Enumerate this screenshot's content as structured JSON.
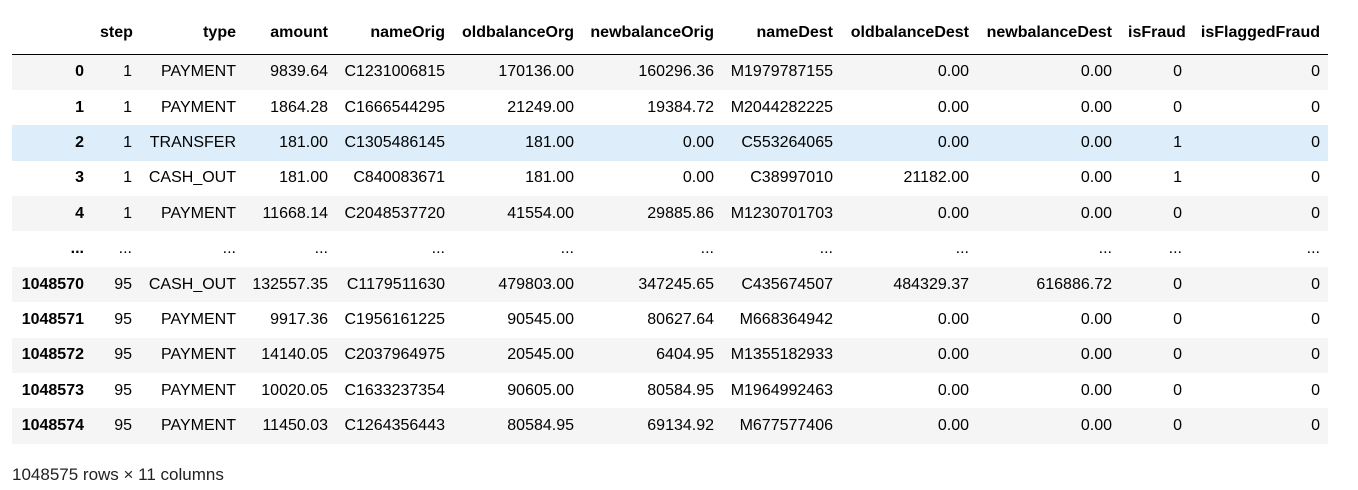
{
  "table": {
    "index_header": "",
    "columns": [
      "step",
      "type",
      "amount",
      "nameOrig",
      "oldbalanceOrg",
      "newbalanceOrig",
      "nameDest",
      "oldbalanceDest",
      "newbalanceDest",
      "isFraud",
      "isFlaggedFraud"
    ],
    "rows": [
      {
        "index": "0",
        "cells": [
          "1",
          "PAYMENT",
          "9839.64",
          "C1231006815",
          "170136.00",
          "160296.36",
          "M1979787155",
          "0.00",
          "0.00",
          "0",
          "0"
        ]
      },
      {
        "index": "1",
        "cells": [
          "1",
          "PAYMENT",
          "1864.28",
          "C1666544295",
          "21249.00",
          "19384.72",
          "M2044282225",
          "0.00",
          "0.00",
          "0",
          "0"
        ]
      },
      {
        "index": "2",
        "cells": [
          "1",
          "TRANSFER",
          "181.00",
          "C1305486145",
          "181.00",
          "0.00",
          "C553264065",
          "0.00",
          "0.00",
          "1",
          "0"
        ],
        "highlighted": true
      },
      {
        "index": "3",
        "cells": [
          "1",
          "CASH_OUT",
          "181.00",
          "C840083671",
          "181.00",
          "0.00",
          "C38997010",
          "21182.00",
          "0.00",
          "1",
          "0"
        ]
      },
      {
        "index": "4",
        "cells": [
          "1",
          "PAYMENT",
          "11668.14",
          "C2048537720",
          "41554.00",
          "29885.86",
          "M1230701703",
          "0.00",
          "0.00",
          "0",
          "0"
        ]
      },
      {
        "index": "...",
        "cells": [
          "...",
          "...",
          "...",
          "...",
          "...",
          "...",
          "...",
          "...",
          "...",
          "...",
          "..."
        ]
      },
      {
        "index": "1048570",
        "cells": [
          "95",
          "CASH_OUT",
          "132557.35",
          "C1179511630",
          "479803.00",
          "347245.65",
          "C435674507",
          "484329.37",
          "616886.72",
          "0",
          "0"
        ]
      },
      {
        "index": "1048571",
        "cells": [
          "95",
          "PAYMENT",
          "9917.36",
          "C1956161225",
          "90545.00",
          "80627.64",
          "M668364942",
          "0.00",
          "0.00",
          "0",
          "0"
        ]
      },
      {
        "index": "1048572",
        "cells": [
          "95",
          "PAYMENT",
          "14140.05",
          "C2037964975",
          "20545.00",
          "6404.95",
          "M1355182933",
          "0.00",
          "0.00",
          "0",
          "0"
        ]
      },
      {
        "index": "1048573",
        "cells": [
          "95",
          "PAYMENT",
          "10020.05",
          "C1633237354",
          "90605.00",
          "80584.95",
          "M1964992463",
          "0.00",
          "0.00",
          "0",
          "0"
        ]
      },
      {
        "index": "1048574",
        "cells": [
          "95",
          "PAYMENT",
          "11450.03",
          "C1264356443",
          "80584.95",
          "69134.92",
          "M677577406",
          "0.00",
          "0.00",
          "0",
          "0"
        ]
      }
    ]
  },
  "shape_text": "1048575 rows × 11 columns",
  "colors": {
    "row_stripe": "#f5f5f5",
    "row_highlight": "#ddeefa",
    "header_rule": "#000000"
  }
}
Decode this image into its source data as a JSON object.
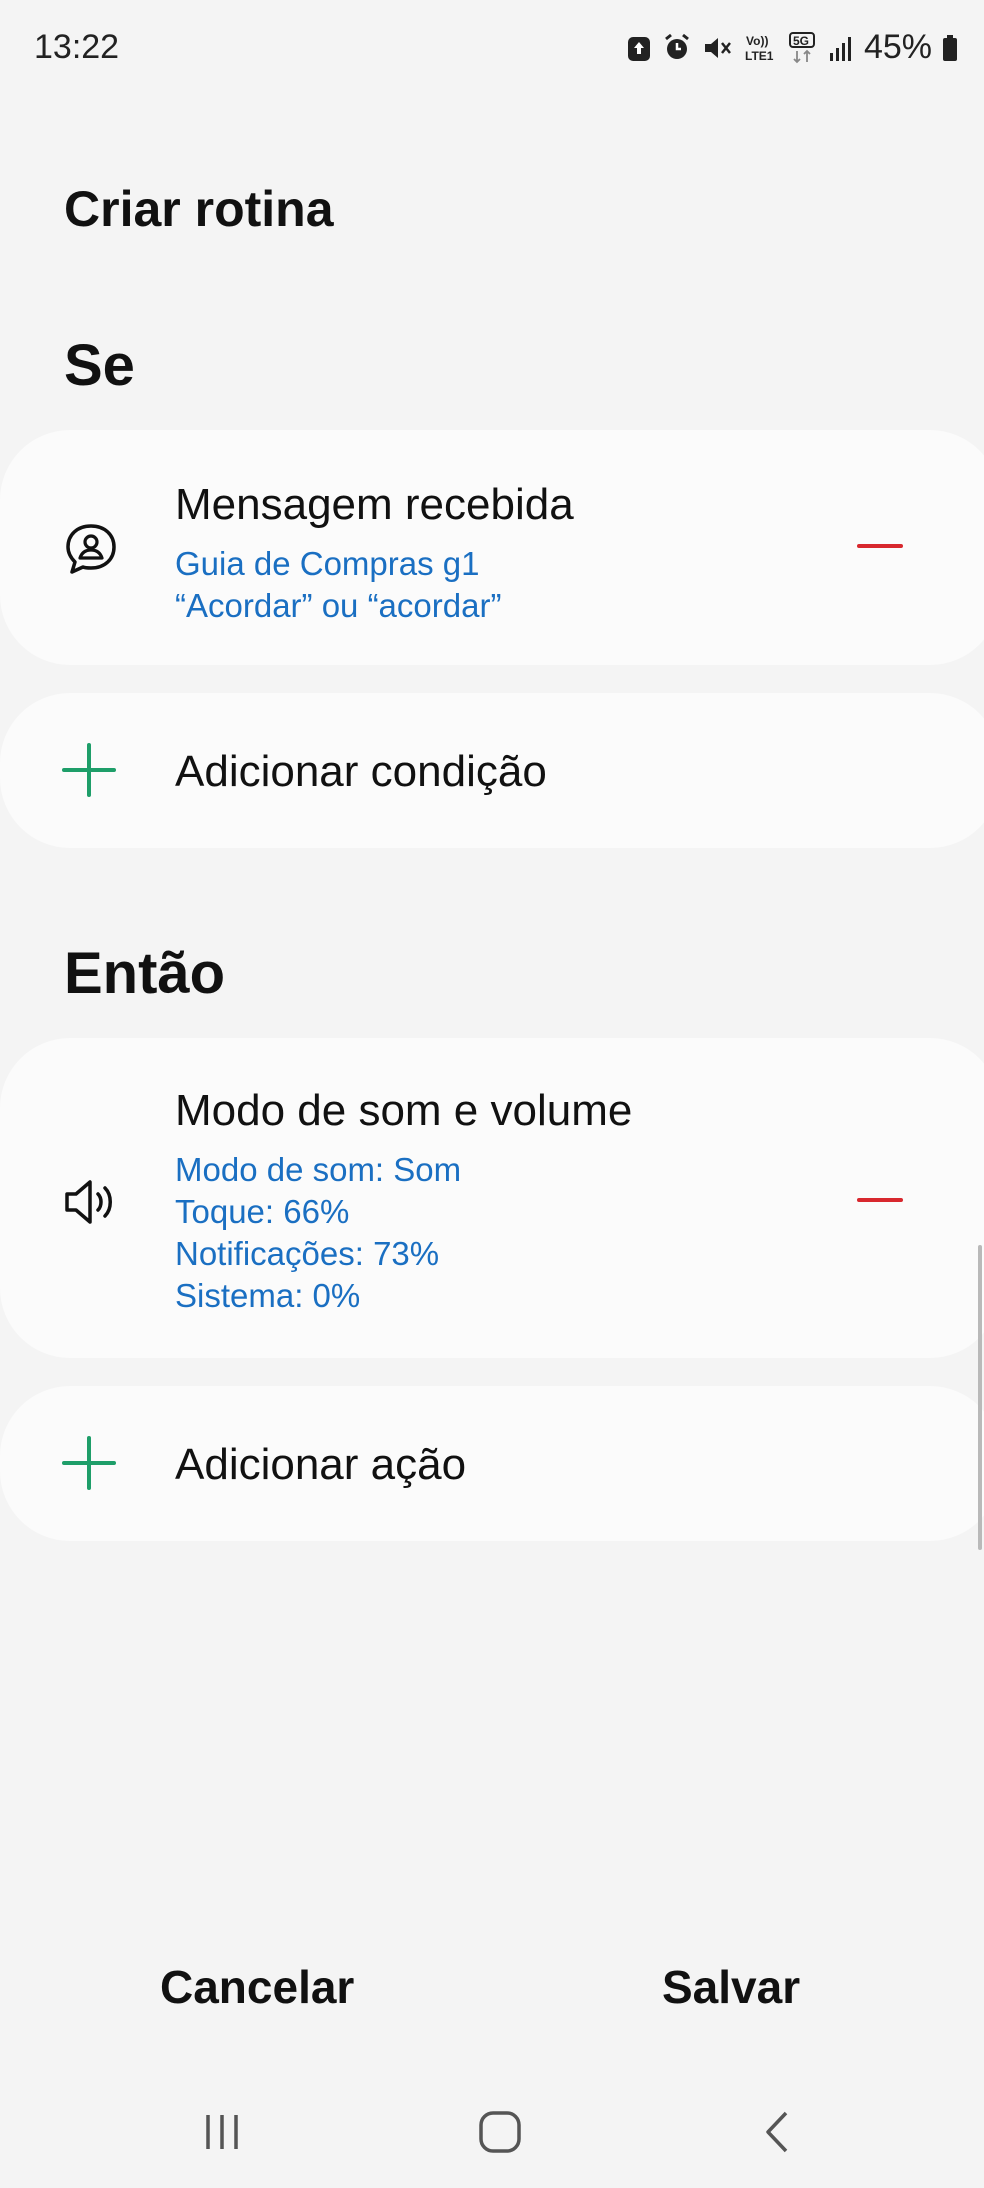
{
  "status_bar": {
    "time": "13:22",
    "battery_percent": "45%",
    "icons": [
      "upload-icon",
      "alarm-icon",
      "mute-icon",
      "volte-icon",
      "5g-icon",
      "signal-icon",
      "battery-icon"
    ],
    "volte_label": "Vo)) LTE1",
    "network_label": "5G"
  },
  "header": {
    "title": "Criar rotina"
  },
  "if_section": {
    "title": "Se",
    "condition": {
      "icon": "message-person-icon",
      "title": "Mensagem recebida",
      "line1": "Guia de Compras g1",
      "line2": "“Acordar” ou “acordar”"
    },
    "add_label": "Adicionar condição"
  },
  "then_section": {
    "title": "Então",
    "action": {
      "icon": "speaker-icon",
      "title": "Modo de som e volume",
      "details": [
        "Modo de som: Som",
        "Toque: 66%",
        "Notificações: 73%",
        "Sistema: 0%"
      ]
    },
    "add_label": "Adicionar ação"
  },
  "footer": {
    "cancel_label": "Cancelar",
    "save_label": "Salvar"
  },
  "nav": {
    "icons": [
      "recents-icon",
      "home-icon",
      "back-icon"
    ]
  },
  "colors": {
    "accent_blue": "#1a6fc2",
    "remove_red": "#d8282e",
    "add_green": "#1e9e69",
    "background": "#f4f4f4",
    "card": "#fbfbfb"
  }
}
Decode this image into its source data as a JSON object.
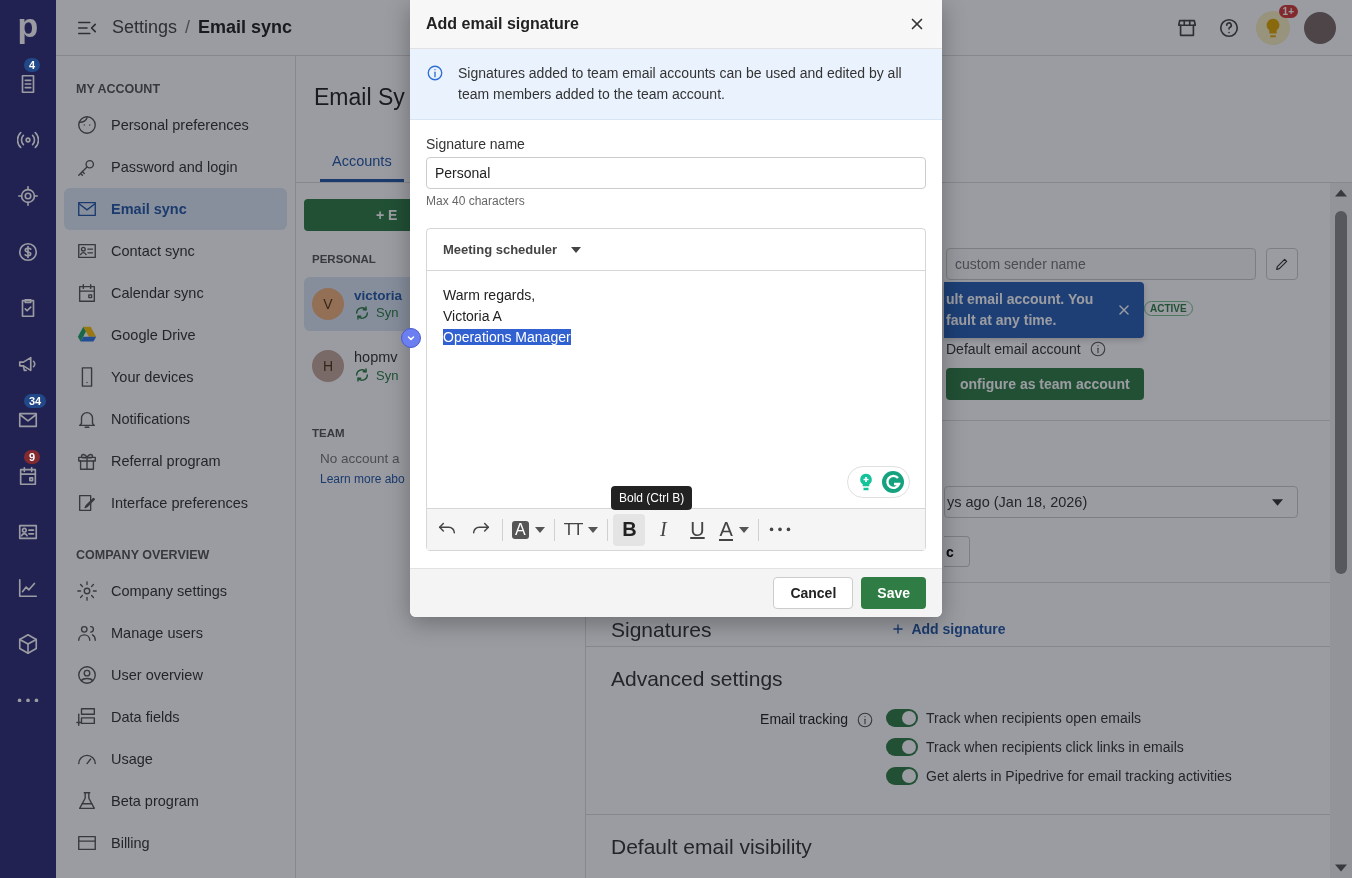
{
  "nav_rail": {
    "logo": "p",
    "badges": [
      {
        "text": "4",
        "color": "#214888"
      },
      {
        "text": "34",
        "color": "#214888"
      },
      {
        "text": "9",
        "color": "#822a2f"
      }
    ]
  },
  "topbar": {
    "breadcrumb_parent": "Settings",
    "separator": "/",
    "breadcrumb_current": "Email sync",
    "notification_badge": "1+"
  },
  "sidebar": {
    "sections": [
      {
        "title": "MY ACCOUNT",
        "items": [
          {
            "label": "Personal preferences",
            "selected": false
          },
          {
            "label": "Password and login",
            "selected": false
          },
          {
            "label": "Email sync",
            "selected": true
          },
          {
            "label": "Contact sync",
            "selected": false
          },
          {
            "label": "Calendar sync",
            "selected": false
          },
          {
            "label": "Google Drive",
            "selected": false
          },
          {
            "label": "Your devices",
            "selected": false
          },
          {
            "label": "Notifications",
            "selected": false
          },
          {
            "label": "Referral program",
            "selected": false
          },
          {
            "label": "Interface preferences",
            "selected": false
          }
        ]
      },
      {
        "title": "COMPANY OVERVIEW",
        "items": [
          {
            "label": "Company settings",
            "selected": false
          },
          {
            "label": "Manage users",
            "selected": false
          },
          {
            "label": "User overview",
            "selected": false
          },
          {
            "label": "Data fields",
            "selected": false
          },
          {
            "label": "Usage",
            "selected": false
          },
          {
            "label": "Beta program",
            "selected": false
          },
          {
            "label": "Billing",
            "selected": false
          }
        ]
      }
    ]
  },
  "page": {
    "title": "Email Sy",
    "tabs": [
      {
        "label": "Accounts",
        "selected": true
      }
    ]
  },
  "accounts": {
    "add_button": "+ E",
    "personal": {
      "title": "PERSONAL",
      "items": [
        {
          "initial": "V",
          "name": "victoria",
          "status": "Syn",
          "color": "#926f55",
          "selected": true
        },
        {
          "initial": "H",
          "name": "hopmv",
          "status": "Syn",
          "color": "#796967",
          "selected": false
        }
      ]
    },
    "team": {
      "title": "TEAM",
      "empty_text": "No account a",
      "link": "Learn more abo"
    }
  },
  "detail": {
    "sender_name": {
      "placeholder": "custom sender name"
    },
    "toast": {
      "lines": [
        "ult email account. You",
        "fault at any time."
      ]
    },
    "status_badge": "ACTIVE",
    "default_account": "Default email account",
    "configure_button": "onfigure as team account",
    "sync_select": "ys ago (Jan 18, 2026)",
    "sync_button": "c",
    "signatures": {
      "title": "Signatures",
      "add_link": "Add signature"
    },
    "advanced": {
      "title": "Advanced settings",
      "label": "Email tracking",
      "toggles": [
        {
          "label": "Track when recipients open emails",
          "on": true
        },
        {
          "label": "Track when recipients click links in emails",
          "on": true
        },
        {
          "label": "Get alerts in Pipedrive for email tracking activities",
          "on": true
        }
      ]
    },
    "visibility": {
      "title": "Default email visibility"
    }
  },
  "modal": {
    "title": "Add email signature",
    "info": "Signatures added to team email accounts can be used and edited by all team members added to the team account.",
    "field_label": "Signature name",
    "field_value": "Personal",
    "helper": "Max 40 characters",
    "editor": {
      "insert_menu": "Meeting scheduler",
      "lines": [
        {
          "text": "Warm regards,",
          "selected": false
        },
        {
          "text": "Victoria A",
          "selected": false
        },
        {
          "text": "Operations Manager",
          "selected": true
        }
      ],
      "tooltip": "Bold (Ctrl B)",
      "toolbar": [
        {
          "kind": "undo",
          "active": false
        },
        {
          "kind": "redo",
          "active": false
        },
        {
          "kind": "separator"
        },
        {
          "kind": "highlight",
          "glyph": "A",
          "dropdown": true,
          "active": false
        },
        {
          "kind": "separator"
        },
        {
          "kind": "size",
          "glyph": "TT",
          "dropdown": true,
          "active": false
        },
        {
          "kind": "separator"
        },
        {
          "kind": "bold",
          "glyph": "B",
          "active": true
        },
        {
          "kind": "italic",
          "glyph": "I",
          "active": false
        },
        {
          "kind": "underline",
          "glyph": "U",
          "active": false
        },
        {
          "kind": "color",
          "glyph": "A",
          "dropdown": true,
          "active": false
        },
        {
          "kind": "separator"
        },
        {
          "kind": "more",
          "active": false
        }
      ]
    },
    "buttons": [
      {
        "label": "Cancel",
        "kind": "secondary"
      },
      {
        "label": "Save",
        "kind": "primary"
      }
    ]
  }
}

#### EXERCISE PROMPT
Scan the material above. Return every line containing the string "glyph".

#### YOUR SOLUTION
          "glyph": "A",
          "glyph": "TT",
          "glyph": "B",
          "glyph": "I",
          "glyph": "U",
          "glyph": "A",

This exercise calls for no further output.